Supplied information:
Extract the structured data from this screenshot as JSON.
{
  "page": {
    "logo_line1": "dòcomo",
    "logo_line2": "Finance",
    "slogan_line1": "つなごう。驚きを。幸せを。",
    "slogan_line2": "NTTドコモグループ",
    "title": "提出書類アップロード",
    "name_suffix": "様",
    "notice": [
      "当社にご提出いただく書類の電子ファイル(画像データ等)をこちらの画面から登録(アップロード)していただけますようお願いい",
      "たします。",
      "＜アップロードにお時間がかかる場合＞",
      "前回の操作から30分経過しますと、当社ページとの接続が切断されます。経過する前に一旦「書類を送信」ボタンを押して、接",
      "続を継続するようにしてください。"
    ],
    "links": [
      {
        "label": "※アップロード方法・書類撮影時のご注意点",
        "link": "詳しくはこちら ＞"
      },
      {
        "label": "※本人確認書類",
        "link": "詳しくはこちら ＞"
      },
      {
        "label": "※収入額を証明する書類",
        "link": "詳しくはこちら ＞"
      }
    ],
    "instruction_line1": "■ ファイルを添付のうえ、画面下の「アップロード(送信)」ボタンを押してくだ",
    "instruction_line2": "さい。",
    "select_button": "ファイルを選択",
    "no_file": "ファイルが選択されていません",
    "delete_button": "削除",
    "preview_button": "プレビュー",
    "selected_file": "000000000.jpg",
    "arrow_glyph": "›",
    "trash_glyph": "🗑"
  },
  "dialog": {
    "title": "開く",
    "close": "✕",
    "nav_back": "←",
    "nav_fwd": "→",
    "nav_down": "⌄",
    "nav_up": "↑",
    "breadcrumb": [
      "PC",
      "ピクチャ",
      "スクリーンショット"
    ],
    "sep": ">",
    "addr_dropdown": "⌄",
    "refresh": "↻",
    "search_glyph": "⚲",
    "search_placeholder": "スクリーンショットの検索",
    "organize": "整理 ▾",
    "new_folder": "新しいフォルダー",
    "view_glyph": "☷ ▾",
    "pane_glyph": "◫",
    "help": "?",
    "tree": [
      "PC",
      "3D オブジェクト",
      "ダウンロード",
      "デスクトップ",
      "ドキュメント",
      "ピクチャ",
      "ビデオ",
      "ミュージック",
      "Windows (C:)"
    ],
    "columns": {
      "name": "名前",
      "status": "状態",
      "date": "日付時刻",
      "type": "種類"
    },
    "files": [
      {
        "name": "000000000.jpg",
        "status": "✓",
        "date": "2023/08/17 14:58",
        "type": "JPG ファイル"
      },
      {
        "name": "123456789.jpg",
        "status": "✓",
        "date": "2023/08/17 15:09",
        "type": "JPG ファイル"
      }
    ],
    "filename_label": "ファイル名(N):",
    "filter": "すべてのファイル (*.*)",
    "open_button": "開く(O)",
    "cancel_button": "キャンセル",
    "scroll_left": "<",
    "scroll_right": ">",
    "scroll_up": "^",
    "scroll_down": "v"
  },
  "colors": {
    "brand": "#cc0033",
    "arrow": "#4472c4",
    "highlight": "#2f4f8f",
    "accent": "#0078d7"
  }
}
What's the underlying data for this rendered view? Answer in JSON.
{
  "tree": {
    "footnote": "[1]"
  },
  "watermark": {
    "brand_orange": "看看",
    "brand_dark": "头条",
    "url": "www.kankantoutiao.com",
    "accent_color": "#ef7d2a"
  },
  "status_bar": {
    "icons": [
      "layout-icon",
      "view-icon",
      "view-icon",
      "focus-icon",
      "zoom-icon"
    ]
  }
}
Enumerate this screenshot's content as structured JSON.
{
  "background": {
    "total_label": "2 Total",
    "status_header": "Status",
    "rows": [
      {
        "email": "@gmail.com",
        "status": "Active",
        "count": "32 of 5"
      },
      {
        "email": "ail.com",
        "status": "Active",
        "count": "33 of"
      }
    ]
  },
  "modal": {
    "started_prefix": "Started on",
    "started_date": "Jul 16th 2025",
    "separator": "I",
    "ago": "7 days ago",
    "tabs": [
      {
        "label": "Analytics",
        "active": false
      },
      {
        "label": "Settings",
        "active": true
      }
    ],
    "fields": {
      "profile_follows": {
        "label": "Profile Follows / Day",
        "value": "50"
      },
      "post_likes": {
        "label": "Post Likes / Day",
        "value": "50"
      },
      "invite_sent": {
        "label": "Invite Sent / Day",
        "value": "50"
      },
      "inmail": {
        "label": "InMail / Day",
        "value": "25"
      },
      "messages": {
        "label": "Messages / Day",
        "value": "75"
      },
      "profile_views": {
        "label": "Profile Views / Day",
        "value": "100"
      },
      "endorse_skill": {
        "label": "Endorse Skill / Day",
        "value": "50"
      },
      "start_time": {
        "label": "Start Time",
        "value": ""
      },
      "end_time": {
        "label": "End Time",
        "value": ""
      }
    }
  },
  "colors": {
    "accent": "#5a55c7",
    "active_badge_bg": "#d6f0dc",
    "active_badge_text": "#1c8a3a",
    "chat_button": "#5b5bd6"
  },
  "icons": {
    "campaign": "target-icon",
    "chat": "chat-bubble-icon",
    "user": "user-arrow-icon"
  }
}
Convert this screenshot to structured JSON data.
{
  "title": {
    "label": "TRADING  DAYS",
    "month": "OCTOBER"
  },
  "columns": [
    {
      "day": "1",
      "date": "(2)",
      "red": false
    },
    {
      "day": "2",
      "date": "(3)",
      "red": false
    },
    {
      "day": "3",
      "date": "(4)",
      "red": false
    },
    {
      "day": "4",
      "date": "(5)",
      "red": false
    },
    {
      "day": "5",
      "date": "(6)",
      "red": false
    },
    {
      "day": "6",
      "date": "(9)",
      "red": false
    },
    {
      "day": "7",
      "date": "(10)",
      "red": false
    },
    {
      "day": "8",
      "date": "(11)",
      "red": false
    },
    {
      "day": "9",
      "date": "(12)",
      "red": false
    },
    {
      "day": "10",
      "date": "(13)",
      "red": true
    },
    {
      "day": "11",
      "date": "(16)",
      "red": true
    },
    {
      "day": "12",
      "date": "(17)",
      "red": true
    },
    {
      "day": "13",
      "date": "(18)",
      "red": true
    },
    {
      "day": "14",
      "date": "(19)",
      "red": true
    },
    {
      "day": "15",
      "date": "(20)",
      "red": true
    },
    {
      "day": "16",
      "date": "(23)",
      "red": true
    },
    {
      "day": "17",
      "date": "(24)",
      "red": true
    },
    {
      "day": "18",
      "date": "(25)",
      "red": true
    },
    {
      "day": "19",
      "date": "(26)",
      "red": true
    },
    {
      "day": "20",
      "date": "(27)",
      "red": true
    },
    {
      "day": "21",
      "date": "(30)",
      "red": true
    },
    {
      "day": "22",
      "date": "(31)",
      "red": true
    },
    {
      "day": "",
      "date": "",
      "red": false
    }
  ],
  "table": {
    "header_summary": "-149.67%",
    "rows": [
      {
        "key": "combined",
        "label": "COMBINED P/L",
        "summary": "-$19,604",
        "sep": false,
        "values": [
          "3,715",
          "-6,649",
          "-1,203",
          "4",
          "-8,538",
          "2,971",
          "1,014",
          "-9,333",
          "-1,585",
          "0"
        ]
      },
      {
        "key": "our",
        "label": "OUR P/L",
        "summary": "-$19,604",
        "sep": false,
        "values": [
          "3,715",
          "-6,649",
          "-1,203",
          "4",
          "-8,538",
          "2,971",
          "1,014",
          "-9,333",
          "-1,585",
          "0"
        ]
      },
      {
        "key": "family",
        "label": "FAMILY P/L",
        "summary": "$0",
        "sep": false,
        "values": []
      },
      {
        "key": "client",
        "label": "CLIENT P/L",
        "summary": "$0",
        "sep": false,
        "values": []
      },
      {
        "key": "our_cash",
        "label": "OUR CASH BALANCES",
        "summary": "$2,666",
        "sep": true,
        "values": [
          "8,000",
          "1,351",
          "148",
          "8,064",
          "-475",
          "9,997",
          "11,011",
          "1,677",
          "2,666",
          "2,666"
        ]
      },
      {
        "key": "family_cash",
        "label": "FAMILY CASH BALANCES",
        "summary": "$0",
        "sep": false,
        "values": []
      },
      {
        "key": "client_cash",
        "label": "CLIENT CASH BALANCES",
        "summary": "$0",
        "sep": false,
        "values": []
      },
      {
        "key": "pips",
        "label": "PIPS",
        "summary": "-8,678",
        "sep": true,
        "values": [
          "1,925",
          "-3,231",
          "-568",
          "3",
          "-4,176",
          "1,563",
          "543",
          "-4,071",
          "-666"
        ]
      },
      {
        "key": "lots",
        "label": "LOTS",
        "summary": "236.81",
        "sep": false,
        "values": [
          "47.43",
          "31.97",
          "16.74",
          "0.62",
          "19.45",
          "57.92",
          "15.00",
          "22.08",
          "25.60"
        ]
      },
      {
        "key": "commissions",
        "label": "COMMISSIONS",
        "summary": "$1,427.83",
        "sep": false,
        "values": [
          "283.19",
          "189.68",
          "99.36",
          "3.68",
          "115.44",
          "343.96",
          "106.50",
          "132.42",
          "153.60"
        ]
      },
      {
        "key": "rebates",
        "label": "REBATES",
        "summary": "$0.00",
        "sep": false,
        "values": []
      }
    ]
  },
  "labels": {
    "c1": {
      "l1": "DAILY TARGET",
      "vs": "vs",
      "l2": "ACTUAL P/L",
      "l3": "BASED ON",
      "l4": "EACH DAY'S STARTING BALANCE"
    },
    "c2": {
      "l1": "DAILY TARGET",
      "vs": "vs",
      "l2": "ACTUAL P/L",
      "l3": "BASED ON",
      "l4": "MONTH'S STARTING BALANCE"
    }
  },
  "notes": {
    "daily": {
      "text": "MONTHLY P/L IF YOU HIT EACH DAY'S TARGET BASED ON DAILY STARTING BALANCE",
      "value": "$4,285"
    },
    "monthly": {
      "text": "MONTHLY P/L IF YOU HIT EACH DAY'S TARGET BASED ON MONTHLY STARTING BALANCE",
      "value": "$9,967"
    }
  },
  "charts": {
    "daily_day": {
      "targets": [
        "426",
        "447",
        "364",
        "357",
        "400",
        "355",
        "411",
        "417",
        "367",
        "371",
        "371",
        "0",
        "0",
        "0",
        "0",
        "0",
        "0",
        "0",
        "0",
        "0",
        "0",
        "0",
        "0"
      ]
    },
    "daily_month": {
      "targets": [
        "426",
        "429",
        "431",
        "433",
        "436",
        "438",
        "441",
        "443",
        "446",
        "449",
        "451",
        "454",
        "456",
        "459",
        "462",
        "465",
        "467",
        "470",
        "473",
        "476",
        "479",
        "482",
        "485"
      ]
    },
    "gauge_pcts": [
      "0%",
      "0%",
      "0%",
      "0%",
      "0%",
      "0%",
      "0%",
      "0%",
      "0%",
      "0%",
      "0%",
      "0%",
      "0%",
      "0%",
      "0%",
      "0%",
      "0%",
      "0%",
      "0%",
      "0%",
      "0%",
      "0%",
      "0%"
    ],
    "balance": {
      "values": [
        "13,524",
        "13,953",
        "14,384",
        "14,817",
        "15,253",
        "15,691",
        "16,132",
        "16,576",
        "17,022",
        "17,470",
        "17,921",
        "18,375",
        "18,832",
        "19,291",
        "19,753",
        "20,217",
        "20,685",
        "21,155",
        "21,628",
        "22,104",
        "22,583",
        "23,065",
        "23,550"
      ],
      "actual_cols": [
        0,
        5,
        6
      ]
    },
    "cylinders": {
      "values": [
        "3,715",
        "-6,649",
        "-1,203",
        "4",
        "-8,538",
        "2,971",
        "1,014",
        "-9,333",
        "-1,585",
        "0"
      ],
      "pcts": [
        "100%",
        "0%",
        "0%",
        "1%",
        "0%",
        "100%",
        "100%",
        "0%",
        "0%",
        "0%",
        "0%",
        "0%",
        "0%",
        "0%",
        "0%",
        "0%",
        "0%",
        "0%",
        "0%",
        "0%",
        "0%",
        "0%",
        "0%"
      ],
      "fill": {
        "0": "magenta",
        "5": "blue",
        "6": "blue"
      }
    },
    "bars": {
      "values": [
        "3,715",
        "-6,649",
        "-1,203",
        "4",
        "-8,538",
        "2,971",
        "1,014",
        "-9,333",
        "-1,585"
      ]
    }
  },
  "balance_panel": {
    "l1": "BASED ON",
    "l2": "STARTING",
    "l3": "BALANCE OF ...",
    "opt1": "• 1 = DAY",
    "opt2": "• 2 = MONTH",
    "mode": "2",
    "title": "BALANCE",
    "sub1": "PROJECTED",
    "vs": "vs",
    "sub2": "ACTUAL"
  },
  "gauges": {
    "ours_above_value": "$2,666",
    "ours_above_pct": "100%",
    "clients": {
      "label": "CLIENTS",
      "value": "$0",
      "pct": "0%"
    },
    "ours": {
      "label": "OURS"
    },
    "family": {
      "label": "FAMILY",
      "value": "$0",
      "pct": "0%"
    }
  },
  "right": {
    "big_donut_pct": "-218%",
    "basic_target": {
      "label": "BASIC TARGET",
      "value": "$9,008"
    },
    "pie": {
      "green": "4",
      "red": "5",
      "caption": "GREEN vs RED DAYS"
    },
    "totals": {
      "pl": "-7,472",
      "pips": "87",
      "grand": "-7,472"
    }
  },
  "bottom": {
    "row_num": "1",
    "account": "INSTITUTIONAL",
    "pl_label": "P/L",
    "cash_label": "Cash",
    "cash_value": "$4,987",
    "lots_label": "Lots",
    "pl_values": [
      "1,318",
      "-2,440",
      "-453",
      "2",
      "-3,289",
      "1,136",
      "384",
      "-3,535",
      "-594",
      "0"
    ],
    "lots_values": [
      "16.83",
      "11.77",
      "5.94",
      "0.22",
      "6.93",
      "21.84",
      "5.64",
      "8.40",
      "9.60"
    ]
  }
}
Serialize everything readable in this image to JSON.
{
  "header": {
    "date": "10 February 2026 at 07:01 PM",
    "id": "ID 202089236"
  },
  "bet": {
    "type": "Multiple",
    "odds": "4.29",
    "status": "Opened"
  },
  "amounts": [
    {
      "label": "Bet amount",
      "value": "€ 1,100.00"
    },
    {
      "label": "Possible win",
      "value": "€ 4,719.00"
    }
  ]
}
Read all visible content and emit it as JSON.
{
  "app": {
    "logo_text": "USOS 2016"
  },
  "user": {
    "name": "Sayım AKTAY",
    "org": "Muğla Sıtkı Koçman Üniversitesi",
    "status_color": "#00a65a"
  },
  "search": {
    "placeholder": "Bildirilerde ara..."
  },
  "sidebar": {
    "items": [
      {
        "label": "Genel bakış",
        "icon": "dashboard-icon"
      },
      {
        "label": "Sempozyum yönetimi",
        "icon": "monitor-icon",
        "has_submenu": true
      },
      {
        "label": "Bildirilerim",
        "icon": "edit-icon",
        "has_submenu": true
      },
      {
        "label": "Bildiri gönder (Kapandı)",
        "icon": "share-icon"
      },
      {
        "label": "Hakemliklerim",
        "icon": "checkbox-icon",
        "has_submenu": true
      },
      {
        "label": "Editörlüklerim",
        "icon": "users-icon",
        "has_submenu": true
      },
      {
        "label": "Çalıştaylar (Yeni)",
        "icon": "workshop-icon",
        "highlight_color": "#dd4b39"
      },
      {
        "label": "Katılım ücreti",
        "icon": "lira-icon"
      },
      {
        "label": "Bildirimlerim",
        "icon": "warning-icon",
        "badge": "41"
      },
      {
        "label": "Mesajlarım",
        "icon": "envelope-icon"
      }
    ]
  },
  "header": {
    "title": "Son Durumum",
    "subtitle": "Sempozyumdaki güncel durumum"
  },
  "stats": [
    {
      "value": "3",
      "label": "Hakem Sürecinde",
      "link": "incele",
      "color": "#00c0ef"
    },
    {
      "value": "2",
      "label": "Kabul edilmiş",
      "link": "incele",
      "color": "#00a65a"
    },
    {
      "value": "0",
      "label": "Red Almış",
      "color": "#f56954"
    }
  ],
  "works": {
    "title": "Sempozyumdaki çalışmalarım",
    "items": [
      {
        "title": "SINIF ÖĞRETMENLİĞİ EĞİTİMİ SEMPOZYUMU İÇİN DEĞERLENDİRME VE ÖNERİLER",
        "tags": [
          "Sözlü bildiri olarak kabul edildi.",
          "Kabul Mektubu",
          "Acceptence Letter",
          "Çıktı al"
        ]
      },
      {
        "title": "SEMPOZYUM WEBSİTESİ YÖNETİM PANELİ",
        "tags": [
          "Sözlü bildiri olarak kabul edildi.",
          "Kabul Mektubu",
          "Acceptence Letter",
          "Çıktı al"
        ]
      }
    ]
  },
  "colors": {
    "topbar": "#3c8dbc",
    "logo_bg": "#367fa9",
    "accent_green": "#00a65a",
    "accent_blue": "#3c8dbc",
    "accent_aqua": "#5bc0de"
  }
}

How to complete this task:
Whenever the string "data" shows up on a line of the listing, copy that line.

Task output:
Extract the structured data from this screenshot as JSON.
What's the underlying data for this rendered view? Answer in JSON.
Convert this screenshot to structured JSON data.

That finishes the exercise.